## Brief
The required output is all lines below that contain the word "icon".

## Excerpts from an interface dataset
──────
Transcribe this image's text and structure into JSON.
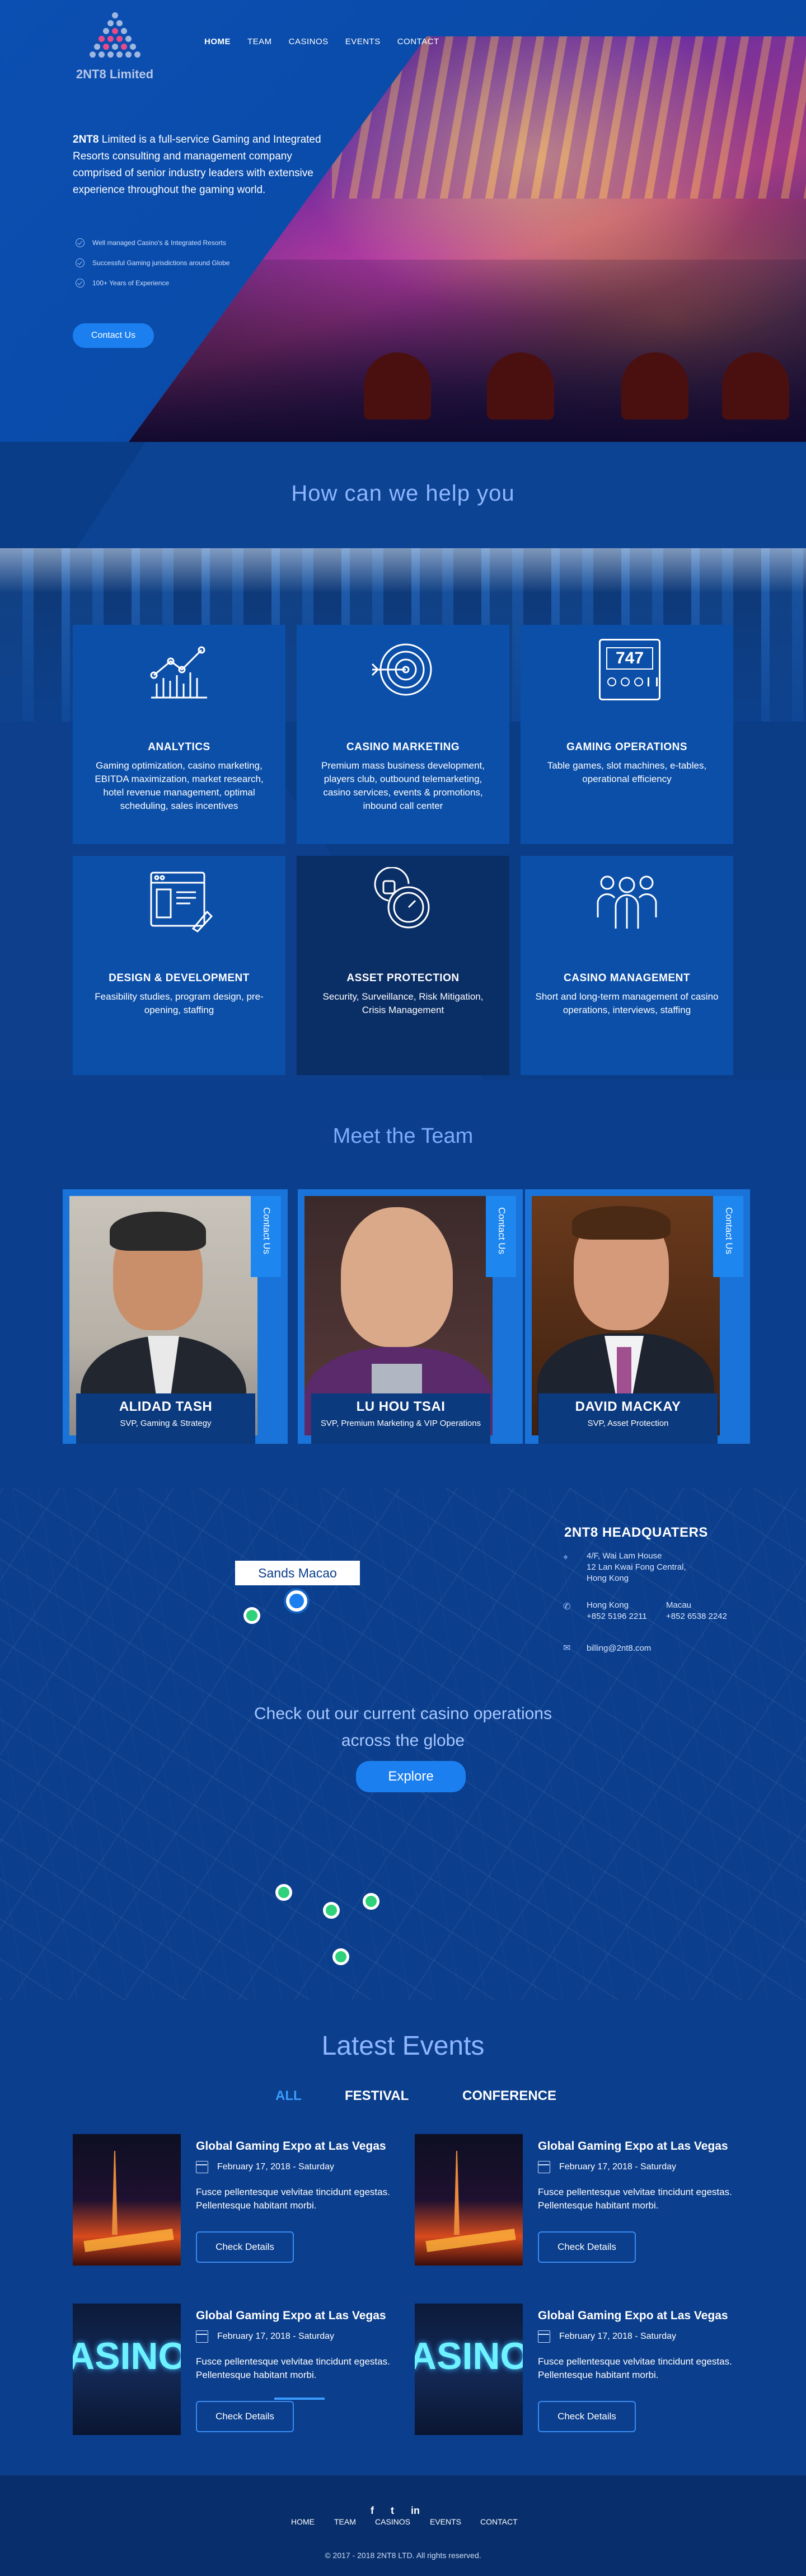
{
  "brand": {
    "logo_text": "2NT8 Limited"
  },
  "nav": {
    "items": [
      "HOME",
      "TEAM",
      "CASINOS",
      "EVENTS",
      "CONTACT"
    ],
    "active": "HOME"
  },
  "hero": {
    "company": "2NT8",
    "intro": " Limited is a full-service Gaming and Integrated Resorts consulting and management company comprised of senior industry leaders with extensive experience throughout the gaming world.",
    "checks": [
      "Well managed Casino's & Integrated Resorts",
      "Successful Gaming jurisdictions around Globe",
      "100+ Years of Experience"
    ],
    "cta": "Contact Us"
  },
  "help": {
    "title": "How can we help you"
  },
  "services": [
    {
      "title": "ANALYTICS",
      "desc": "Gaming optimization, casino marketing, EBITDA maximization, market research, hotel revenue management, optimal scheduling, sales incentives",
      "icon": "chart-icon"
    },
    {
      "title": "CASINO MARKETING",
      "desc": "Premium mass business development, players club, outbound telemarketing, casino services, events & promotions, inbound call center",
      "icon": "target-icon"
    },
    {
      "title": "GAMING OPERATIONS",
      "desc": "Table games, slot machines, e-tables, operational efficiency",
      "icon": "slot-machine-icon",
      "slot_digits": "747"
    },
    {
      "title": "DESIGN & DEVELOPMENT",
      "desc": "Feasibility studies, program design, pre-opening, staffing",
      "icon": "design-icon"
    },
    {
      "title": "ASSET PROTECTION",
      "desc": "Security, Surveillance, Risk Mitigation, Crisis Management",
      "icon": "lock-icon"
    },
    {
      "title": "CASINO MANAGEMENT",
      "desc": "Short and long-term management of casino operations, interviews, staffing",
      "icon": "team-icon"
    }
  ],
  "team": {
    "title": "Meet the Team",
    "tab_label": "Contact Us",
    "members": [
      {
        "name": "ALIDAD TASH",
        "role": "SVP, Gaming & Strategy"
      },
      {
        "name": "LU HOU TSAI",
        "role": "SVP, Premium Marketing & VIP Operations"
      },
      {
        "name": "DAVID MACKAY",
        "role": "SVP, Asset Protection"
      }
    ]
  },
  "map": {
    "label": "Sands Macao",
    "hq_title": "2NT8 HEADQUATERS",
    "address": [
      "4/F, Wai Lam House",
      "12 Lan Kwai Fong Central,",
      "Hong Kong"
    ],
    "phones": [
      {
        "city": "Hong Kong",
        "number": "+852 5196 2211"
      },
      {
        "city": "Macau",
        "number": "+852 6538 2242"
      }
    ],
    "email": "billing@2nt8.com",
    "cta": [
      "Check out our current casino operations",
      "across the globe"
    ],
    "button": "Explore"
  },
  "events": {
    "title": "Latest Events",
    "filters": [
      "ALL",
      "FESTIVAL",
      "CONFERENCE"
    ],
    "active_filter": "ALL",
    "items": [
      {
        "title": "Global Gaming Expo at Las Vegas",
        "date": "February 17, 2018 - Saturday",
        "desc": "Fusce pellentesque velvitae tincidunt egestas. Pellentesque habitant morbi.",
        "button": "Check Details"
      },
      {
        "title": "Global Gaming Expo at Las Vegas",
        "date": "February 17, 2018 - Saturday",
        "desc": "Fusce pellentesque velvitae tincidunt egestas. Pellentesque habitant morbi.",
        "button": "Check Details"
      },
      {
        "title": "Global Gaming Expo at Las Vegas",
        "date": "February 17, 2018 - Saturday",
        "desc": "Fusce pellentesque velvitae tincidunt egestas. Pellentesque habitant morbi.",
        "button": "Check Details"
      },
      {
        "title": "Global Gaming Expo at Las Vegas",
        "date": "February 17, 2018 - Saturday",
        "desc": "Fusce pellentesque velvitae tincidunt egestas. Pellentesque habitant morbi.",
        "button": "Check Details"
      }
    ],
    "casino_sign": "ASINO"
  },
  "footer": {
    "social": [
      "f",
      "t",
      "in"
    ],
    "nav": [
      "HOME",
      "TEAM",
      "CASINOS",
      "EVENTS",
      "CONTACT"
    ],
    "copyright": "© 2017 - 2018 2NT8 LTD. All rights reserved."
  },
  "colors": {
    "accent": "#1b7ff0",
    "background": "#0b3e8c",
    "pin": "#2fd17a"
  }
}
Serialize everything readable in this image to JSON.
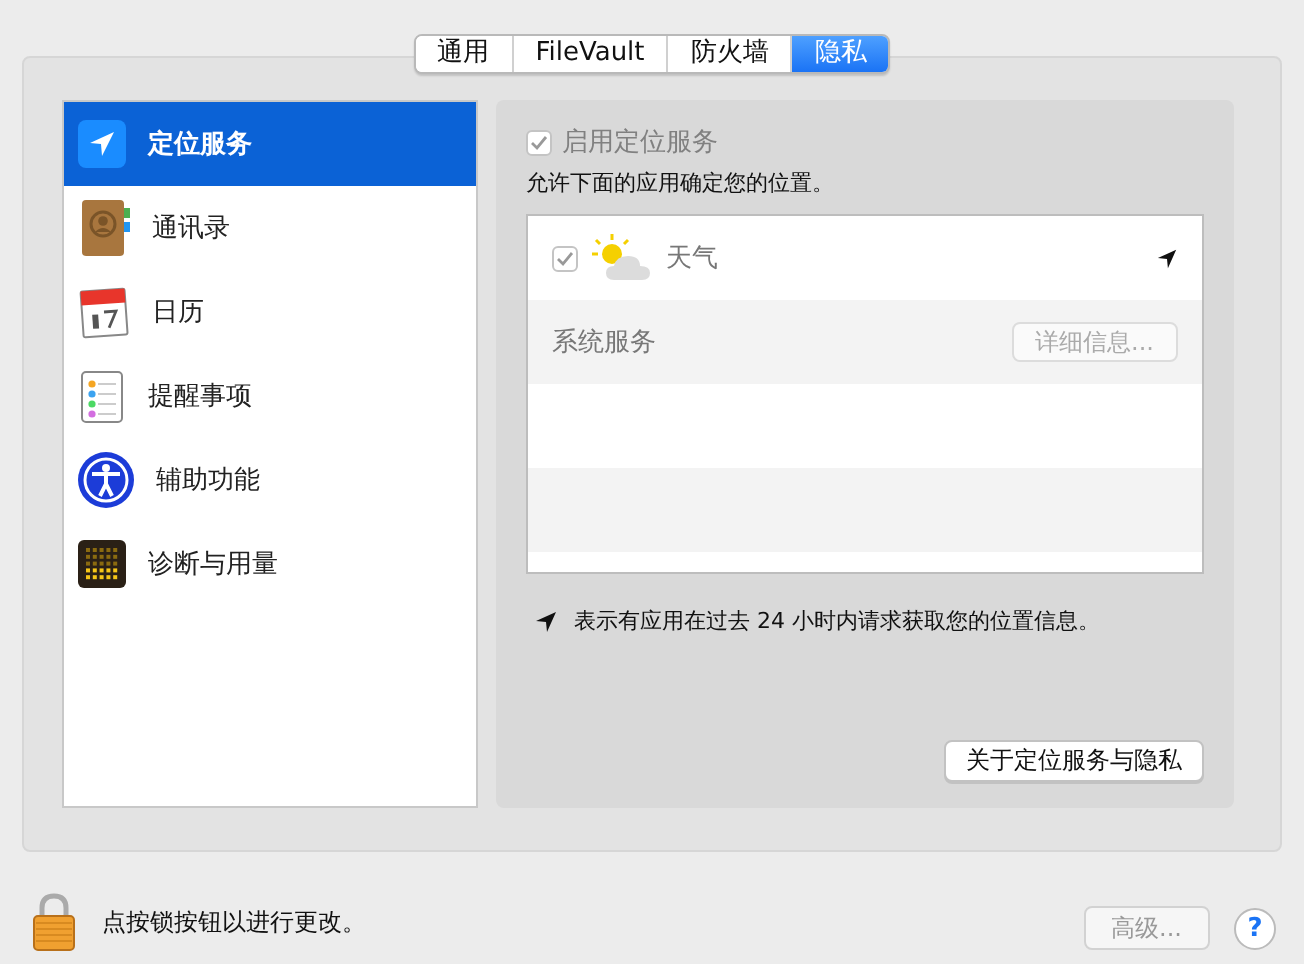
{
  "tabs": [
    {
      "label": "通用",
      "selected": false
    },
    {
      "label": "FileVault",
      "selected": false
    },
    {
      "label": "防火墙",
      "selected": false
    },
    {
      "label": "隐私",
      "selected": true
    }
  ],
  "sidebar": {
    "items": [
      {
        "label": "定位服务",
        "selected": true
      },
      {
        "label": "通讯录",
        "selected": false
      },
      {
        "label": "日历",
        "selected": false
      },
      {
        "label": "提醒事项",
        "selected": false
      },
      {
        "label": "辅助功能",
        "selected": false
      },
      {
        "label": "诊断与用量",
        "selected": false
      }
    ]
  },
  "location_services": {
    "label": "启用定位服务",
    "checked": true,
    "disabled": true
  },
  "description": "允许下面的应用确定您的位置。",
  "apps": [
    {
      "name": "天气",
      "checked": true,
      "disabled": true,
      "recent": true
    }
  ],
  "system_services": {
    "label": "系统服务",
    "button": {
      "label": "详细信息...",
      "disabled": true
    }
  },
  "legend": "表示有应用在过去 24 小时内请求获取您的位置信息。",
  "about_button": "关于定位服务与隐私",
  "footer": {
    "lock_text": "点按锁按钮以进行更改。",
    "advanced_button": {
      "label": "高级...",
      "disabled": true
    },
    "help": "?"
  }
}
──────
## Expected answer
      "icon": "chart-icon"
      "icon": "target-icon"
      "icon": "slot-machine-icon",
      "icon": "design-icon"
      "icon": "lock-icon"
      "icon": "team-icon"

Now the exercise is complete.